| Work task |
From the entries that follow, extract each line holding the string "score".

| Exercise data |

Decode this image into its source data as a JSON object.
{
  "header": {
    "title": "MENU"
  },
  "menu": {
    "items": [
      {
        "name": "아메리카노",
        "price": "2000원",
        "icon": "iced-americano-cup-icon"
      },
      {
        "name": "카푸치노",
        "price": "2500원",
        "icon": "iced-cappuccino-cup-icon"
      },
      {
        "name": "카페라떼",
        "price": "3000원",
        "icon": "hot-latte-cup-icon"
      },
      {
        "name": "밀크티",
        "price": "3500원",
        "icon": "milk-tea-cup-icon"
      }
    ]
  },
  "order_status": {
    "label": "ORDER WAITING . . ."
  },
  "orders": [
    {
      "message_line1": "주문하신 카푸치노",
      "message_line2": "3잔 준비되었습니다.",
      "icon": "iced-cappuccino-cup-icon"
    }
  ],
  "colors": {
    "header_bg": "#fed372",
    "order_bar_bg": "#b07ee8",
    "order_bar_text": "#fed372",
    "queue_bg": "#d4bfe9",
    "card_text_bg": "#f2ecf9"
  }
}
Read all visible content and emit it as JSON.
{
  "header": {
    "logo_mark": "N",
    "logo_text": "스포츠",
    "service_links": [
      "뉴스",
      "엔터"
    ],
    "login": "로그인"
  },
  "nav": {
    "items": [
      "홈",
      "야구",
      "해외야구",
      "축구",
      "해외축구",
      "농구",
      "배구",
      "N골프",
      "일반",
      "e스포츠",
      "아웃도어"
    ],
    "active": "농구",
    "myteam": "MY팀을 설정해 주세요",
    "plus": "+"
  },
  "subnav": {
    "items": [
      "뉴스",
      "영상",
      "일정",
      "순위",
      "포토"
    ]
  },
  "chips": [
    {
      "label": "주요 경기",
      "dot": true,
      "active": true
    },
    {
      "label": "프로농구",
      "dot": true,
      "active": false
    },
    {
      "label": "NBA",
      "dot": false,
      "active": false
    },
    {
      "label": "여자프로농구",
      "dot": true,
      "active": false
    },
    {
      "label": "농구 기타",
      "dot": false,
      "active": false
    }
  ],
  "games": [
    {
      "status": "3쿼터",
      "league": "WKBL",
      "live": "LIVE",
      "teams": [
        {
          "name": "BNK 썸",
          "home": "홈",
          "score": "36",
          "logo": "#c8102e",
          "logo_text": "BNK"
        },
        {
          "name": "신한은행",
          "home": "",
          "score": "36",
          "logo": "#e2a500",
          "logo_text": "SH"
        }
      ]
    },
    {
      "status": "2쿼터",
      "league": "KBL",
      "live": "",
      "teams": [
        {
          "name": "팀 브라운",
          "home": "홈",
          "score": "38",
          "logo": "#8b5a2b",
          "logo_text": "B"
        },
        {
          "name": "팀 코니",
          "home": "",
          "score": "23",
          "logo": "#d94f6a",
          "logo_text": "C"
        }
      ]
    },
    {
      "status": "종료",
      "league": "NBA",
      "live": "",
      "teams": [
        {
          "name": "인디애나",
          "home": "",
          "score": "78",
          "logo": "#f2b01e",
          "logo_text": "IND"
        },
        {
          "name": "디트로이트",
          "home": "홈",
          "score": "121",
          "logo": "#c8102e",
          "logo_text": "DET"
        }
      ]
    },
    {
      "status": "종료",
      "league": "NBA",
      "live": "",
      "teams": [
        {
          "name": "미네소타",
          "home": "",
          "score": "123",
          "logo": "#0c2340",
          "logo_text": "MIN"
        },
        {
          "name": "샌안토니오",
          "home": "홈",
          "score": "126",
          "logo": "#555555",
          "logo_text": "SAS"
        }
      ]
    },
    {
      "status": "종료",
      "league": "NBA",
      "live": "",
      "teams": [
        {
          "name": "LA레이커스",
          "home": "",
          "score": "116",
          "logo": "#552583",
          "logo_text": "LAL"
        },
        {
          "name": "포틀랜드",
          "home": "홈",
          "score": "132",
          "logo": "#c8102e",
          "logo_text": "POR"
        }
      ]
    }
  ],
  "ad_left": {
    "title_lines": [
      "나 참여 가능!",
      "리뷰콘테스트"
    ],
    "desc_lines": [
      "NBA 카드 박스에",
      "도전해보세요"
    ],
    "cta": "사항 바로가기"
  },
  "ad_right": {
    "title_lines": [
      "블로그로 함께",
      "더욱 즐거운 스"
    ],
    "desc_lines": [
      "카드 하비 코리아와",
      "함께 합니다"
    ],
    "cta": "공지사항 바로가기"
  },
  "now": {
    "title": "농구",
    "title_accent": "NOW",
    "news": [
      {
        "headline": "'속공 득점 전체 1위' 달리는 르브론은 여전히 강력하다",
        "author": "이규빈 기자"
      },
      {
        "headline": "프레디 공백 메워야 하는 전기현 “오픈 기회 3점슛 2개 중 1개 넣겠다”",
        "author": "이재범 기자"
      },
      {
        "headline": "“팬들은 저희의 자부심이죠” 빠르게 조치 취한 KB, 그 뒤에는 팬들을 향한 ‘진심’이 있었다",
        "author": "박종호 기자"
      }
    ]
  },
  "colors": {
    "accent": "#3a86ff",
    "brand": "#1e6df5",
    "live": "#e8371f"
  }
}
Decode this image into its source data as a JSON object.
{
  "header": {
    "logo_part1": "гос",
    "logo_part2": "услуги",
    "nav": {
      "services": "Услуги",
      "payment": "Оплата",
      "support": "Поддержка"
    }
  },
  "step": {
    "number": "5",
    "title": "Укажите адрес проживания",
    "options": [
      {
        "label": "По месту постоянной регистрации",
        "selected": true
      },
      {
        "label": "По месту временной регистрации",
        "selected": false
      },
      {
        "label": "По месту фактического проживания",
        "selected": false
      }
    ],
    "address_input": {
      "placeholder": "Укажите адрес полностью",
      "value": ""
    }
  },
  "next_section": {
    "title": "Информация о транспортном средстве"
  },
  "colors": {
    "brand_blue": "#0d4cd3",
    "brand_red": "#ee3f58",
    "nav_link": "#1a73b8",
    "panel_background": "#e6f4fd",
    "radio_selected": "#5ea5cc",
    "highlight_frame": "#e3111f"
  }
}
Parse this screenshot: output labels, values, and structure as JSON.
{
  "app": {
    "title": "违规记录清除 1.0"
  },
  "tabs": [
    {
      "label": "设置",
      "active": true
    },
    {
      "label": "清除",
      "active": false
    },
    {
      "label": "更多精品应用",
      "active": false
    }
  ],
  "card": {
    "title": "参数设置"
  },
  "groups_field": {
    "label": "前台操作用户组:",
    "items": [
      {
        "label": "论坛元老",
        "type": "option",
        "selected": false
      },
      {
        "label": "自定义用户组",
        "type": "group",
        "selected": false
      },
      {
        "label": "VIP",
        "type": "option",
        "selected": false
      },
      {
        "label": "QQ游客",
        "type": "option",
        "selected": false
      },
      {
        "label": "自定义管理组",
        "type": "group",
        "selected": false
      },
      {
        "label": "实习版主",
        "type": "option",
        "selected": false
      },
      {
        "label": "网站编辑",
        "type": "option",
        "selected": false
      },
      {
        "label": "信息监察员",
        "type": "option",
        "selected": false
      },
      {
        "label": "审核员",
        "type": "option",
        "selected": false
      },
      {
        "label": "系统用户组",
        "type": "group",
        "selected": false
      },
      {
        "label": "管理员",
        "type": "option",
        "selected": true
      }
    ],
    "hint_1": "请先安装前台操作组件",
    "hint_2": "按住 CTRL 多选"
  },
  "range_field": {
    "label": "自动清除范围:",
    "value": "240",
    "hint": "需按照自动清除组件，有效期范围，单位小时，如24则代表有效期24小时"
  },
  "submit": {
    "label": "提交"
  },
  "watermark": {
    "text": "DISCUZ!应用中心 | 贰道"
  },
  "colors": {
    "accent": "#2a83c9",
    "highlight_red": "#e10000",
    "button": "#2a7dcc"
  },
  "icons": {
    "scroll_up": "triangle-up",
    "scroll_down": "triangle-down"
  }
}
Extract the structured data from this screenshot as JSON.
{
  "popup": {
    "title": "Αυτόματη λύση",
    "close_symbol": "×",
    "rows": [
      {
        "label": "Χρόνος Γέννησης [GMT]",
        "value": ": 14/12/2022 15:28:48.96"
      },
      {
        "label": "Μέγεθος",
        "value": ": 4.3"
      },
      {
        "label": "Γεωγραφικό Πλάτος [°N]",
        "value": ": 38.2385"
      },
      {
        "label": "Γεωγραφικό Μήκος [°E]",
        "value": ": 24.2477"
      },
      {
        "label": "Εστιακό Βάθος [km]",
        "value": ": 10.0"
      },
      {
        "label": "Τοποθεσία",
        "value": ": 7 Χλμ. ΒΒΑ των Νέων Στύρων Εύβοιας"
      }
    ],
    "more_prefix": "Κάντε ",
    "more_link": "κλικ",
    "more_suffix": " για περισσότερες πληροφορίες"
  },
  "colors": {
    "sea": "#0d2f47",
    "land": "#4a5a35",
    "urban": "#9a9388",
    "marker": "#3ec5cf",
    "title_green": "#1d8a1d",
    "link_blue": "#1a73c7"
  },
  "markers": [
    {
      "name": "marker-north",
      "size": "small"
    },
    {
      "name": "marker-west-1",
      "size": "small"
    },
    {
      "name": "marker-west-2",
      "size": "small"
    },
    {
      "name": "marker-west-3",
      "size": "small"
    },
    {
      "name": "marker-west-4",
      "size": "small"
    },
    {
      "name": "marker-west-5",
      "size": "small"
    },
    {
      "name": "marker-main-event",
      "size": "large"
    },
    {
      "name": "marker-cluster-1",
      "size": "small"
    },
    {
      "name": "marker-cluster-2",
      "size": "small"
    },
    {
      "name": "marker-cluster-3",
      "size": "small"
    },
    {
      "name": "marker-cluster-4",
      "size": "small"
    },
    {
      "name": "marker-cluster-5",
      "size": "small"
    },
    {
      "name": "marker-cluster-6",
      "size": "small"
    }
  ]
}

| Exercise result |
          "score": "36",
          "score": "36",
          "score": "38",
          "score": "23",
          "score": "78",
          "score": "121",
          "score": "123",
          "score": "126",
          "score": "116",
          "score": "132",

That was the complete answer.